Alzheimer’s LINX™ – Alzheimer’s-Associated Immune Reactivity
Decades of research has demonstrated that a particular set of cross-reactive antibodies are present in elevated levels in patients with Alzheimer’s disease. The purpose of Alzheimer’s LINX™ test is to provide an analysis of various associated risk factors for AD
by testing for these antibodies. Alzheimer’s LINX™ test results are intended to identify the presence of elevated levels of antibodies to certain environmental triggers (foods, chemicals, and pathogens) that are known to be crossreactive with brain-related proteins and factors and are associated in the development of AD. Reducing these environmental triggers, calming the immune system’s production of these antibodies, and maintaining the health of the blood-brain barrier can reduce the risk of autoimmune reactivity, neuroautoimmunity, and the development of Alzheimer’s disease.
Brain mapping is the measurement of electrical patterns at the surface of the scalp which reflect cortical activity, or “brainwave” activity. Our brains consist of about 20 billion neurons which generate these electrical impulses, or brainwaves. Quantitative EEG, sometimes referred to as “brain mapping,” is a noninvasive assessment tool used to evaluate those brainwaves.
The procedure takes approximately one hour and consists of placing small sensors (sometimes using a snug cap for placement) to measure electrical patterns coming from the brain. This is done while the patient is resting quietly with his or her eyes closed as well as with the eyes open. Using 19 channels of EEG data, the computer is capable of recognizing more subtle patterns among the brainwaves than the eye can detect, making it easy to recognize significant deviations from normal patterns.
The QEEG can identify patterns associated with metabolic dysfunction, cellular degeneration, addiction, stress, worry, anxiety, insomnia, adrenal fatigue, neurotransmitter irregularity, inflammation, depression, memory deficits, attention deficits, brain injury, cognitive decline, and cortical perfusion.

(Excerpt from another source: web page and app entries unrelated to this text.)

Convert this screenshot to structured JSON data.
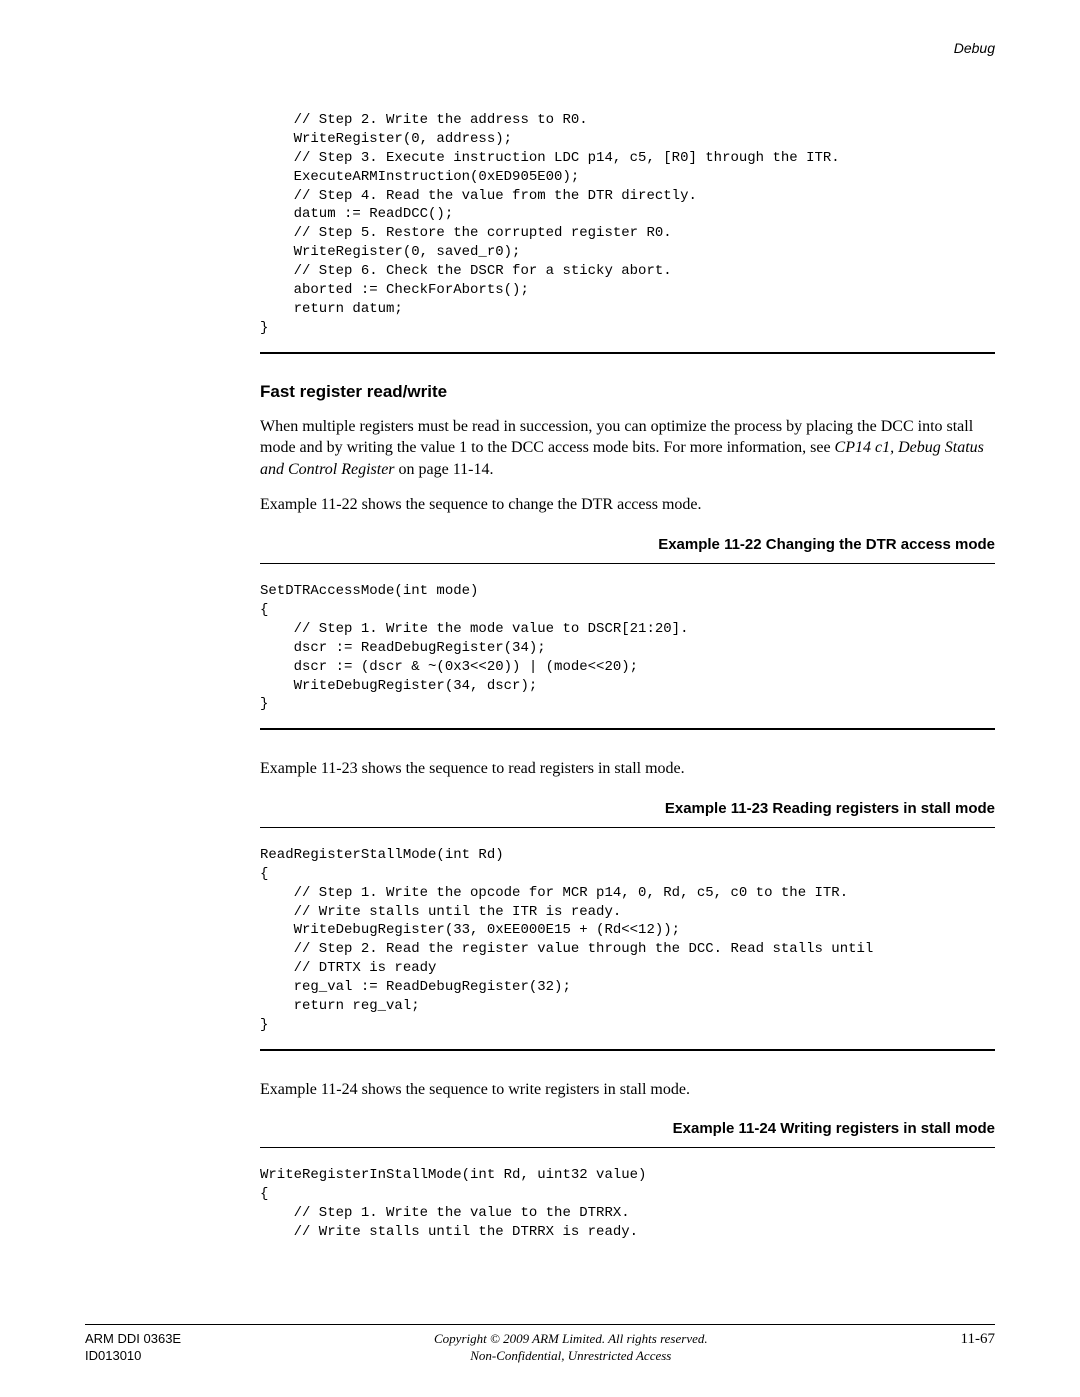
{
  "header": {
    "section": "Debug"
  },
  "blocks": {
    "code1": "    // Step 2. Write the address to R0.\n    WriteRegister(0, address);\n    // Step 3. Execute instruction LDC p14, c5, [R0] through the ITR.\n    ExecuteARMInstruction(0xED905E00);\n    // Step 4. Read the value from the DTR directly.\n    datum := ReadDCC();\n    // Step 5. Restore the corrupted register R0.\n    WriteRegister(0, saved_r0);\n    // Step 6. Check the DSCR for a sticky abort.\n    aborted := CheckForAborts();\n    return datum;\n}",
    "heading1": "Fast register read/write",
    "para1a": "When multiple registers must be read in succession, you can optimize the process by placing the DCC into stall mode and by writing the value 1 to the DCC access mode bits. For more information, see ",
    "para1b": "CP14 c1, Debug Status and Control Register",
    "para1c": " on page 11-14.",
    "para2": "Example 11-22 shows the sequence to change the DTR access mode.",
    "caption1": "Example 11-22 Changing the DTR access mode",
    "code2": "SetDTRAccessMode(int mode)\n{\n    // Step 1. Write the mode value to DSCR[21:20].\n    dscr := ReadDebugRegister(34);\n    dscr := (dscr & ~(0x3<<20)) | (mode<<20);\n    WriteDebugRegister(34, dscr);\n}",
    "para3": "Example 11-23 shows the sequence to read registers in stall mode.",
    "caption2": "Example 11-23 Reading registers in stall mode",
    "code3": "ReadRegisterStallMode(int Rd)\n{\n    // Step 1. Write the opcode for MCR p14, 0, Rd, c5, c0 to the ITR.\n    // Write stalls until the ITR is ready.\n    WriteDebugRegister(33, 0xEE000E15 + (Rd<<12));\n    // Step 2. Read the register value through the DCC. Read stalls until\n    // DTRTX is ready\n    reg_val := ReadDebugRegister(32);\n    return reg_val;\n}",
    "para4": "Example 11-24 shows the sequence to write registers in stall mode.",
    "caption3": "Example 11-24 Writing registers in stall mode",
    "code4": "WriteRegisterInStallMode(int Rd, uint32 value)\n{\n    // Step 1. Write the value to the DTRRX.\n    // Write stalls until the DTRRX is ready."
  },
  "footer": {
    "left1": "ARM DDI 0363E",
    "left2": "ID013010",
    "center1": "Copyright © 2009 ARM Limited. All rights reserved.",
    "center2": "Non-Confidential, Unrestricted Access",
    "right": "11-67"
  }
}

THe brain mapping done in the clinic is used to evaluate the manner in which a particular person’s brain functions. It is widely recognized as being comparable to fMRI, SPECT or CT scan. Using the QEEG we gather information on brainwave patterns, relationships and interactions between different parts of the brain, and the efficiency of communication between different sides of the brain. This information is then put into a normative database to determine in a scientific and objective manner, whether there are abnormalities in brain function. With all labs previosuly described brain mapping assists in forming, in collaboration with the client, an individualized treatment plan.
Brain Regeneration Program
Once all the brain reports and specialty lab testing has returned, a targeted and very individual treatment plan can be created with your physician.